[Start of section]
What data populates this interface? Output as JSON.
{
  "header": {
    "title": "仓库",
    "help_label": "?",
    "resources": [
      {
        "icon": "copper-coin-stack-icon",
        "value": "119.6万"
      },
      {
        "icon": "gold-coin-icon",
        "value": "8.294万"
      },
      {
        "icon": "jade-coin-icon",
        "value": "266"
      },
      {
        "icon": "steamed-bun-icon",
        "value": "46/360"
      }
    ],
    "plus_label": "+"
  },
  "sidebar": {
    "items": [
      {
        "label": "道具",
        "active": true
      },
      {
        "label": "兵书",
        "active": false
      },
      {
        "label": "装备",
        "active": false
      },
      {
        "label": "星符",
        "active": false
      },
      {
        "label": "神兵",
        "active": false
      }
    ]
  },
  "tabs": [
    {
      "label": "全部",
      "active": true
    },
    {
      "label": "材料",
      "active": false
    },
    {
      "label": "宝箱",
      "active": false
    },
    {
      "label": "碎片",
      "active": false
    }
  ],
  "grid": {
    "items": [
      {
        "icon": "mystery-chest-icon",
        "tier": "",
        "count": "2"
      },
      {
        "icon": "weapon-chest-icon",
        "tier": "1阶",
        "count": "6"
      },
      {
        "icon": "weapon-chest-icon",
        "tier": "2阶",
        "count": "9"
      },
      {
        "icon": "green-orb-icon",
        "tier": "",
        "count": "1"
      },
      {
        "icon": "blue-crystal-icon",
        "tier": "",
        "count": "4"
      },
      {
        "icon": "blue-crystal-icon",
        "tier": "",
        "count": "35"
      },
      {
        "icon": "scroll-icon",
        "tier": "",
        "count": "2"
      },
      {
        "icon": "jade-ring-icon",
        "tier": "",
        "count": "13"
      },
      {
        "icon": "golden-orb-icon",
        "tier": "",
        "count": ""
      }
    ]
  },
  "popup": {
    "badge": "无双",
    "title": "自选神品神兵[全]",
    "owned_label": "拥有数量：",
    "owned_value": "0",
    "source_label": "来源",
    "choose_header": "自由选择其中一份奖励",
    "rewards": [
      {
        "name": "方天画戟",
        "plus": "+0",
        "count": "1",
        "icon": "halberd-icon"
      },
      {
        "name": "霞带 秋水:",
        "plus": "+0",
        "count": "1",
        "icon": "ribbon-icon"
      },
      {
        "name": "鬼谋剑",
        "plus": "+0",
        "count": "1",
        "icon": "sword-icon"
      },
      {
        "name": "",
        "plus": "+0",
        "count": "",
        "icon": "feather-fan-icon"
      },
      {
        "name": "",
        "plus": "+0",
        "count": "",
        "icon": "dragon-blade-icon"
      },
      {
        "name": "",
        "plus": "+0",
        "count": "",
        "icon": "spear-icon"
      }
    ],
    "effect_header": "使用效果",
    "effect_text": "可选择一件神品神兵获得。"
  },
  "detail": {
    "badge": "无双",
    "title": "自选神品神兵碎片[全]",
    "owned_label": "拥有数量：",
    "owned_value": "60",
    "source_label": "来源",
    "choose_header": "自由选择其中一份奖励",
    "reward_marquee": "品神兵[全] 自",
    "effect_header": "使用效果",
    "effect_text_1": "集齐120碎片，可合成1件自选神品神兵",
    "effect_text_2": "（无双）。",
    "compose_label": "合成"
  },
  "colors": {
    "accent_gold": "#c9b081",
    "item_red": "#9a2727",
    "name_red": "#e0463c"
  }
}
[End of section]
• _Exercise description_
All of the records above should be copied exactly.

• _Solution for this problem_
What data populates this interface? Output as JSON.
{
  "header": {
    "title": "仓库",
    "help_label": "?",
    "resources": [
      {
        "icon": "copper-coin-stack-icon",
        "value": "119.6万"
      },
      {
        "icon": "gold-coin-icon",
        "value": "8.294万"
      },
      {
        "icon": "jade-coin-icon",
        "value": "266"
      },
      {
        "icon": "steamed-bun-icon",
        "value": "46/360"
      }
    ],
    "plus_label": "+"
  },
  "sidebar": {
    "items": [
      {
        "label": "道具",
        "active": true
      },
      {
        "label": "兵书",
        "active": false
      },
      {
        "label": "装备",
        "active": false
      },
      {
        "label": "星符",
        "active": false
      },
      {
        "label": "神兵",
        "active": false
      }
    ]
  },
  "tabs": [
    {
      "label": "全部",
      "active": true
    },
    {
      "label": "材料",
      "active": false
    },
    {
      "label": "宝箱",
      "active": false
    },
    {
      "label": "碎片",
      "active": false
    }
  ],
  "grid": {
    "items": [
      {
        "icon": "mystery-chest-icon",
        "tier": "",
        "count": "2"
      },
      {
        "icon": "weapon-chest-icon",
        "tier": "1阶",
        "count": "6"
      },
      {
        "icon": "weapon-chest-icon",
        "tier": "2阶",
        "count": "9"
      },
      {
        "icon": "green-orb-icon",
        "tier": "",
        "count": "1"
      },
      {
        "icon": "blue-crystal-icon",
        "tier": "",
        "count": "4"
      },
      {
        "icon": "blue-crystal-icon",
        "tier": "",
        "count": "35"
      },
      {
        "icon": "scroll-icon",
        "tier": "",
        "count": "2"
      },
      {
        "icon": "jade-ring-icon",
        "tier": "",
        "count": "13"
      },
      {
        "icon": "golden-orb-icon",
        "tier": "",
        "count": ""
      }
    ]
  },
  "popup": {
    "badge": "无双",
    "title": "自选神品神兵[全]",
    "owned_label": "拥有数量：",
    "owned_value": "0",
    "source_label": "来源",
    "choose_header": "自由选择其中一份奖励",
    "rewards": [
      {
        "name": "方天画戟",
        "plus": "+0",
        "count": "1",
        "icon": "halberd-icon"
      },
      {
        "name": "霞带 秋水:",
        "plus": "+0",
        "count": "1",
        "icon": "ribbon-icon"
      },
      {
        "name": "鬼谋剑",
        "plus": "+0",
        "count": "1",
        "icon": "sword-icon"
      },
      {
        "name": "",
        "plus": "+0",
        "count": "",
        "icon": "feather-fan-icon"
      },
      {
        "name": "",
        "plus": "+0",
        "count": "",
        "icon": "dragon-blade-icon"
      },
      {
        "name": "",
        "plus": "+0",
        "count": "",
        "icon": "spear-icon"
      }
    ],
    "effect_header": "使用效果",
    "effect_text": "可选择一件神品神兵获得。"
  },
  "detail": {
    "badge": "无双",
    "title": "自选神品神兵碎片[全]",
    "owned_label": "拥有数量：",
    "owned_value": "60",
    "source_label": "来源",
    "choose_header": "自由选择其中一份奖励",
    "reward_marquee": "品神兵[全] 自",
    "effect_header": "使用效果",
    "effect_text_1": "集齐120碎片，可合成1件自选神品神兵",
    "effect_text_2": "（无双）。",
    "compose_label": "合成"
  },
  "colors": {
    "accent_gold": "#c9b081",
    "item_red": "#9a2727",
    "name_red": "#e0463c"
  }
}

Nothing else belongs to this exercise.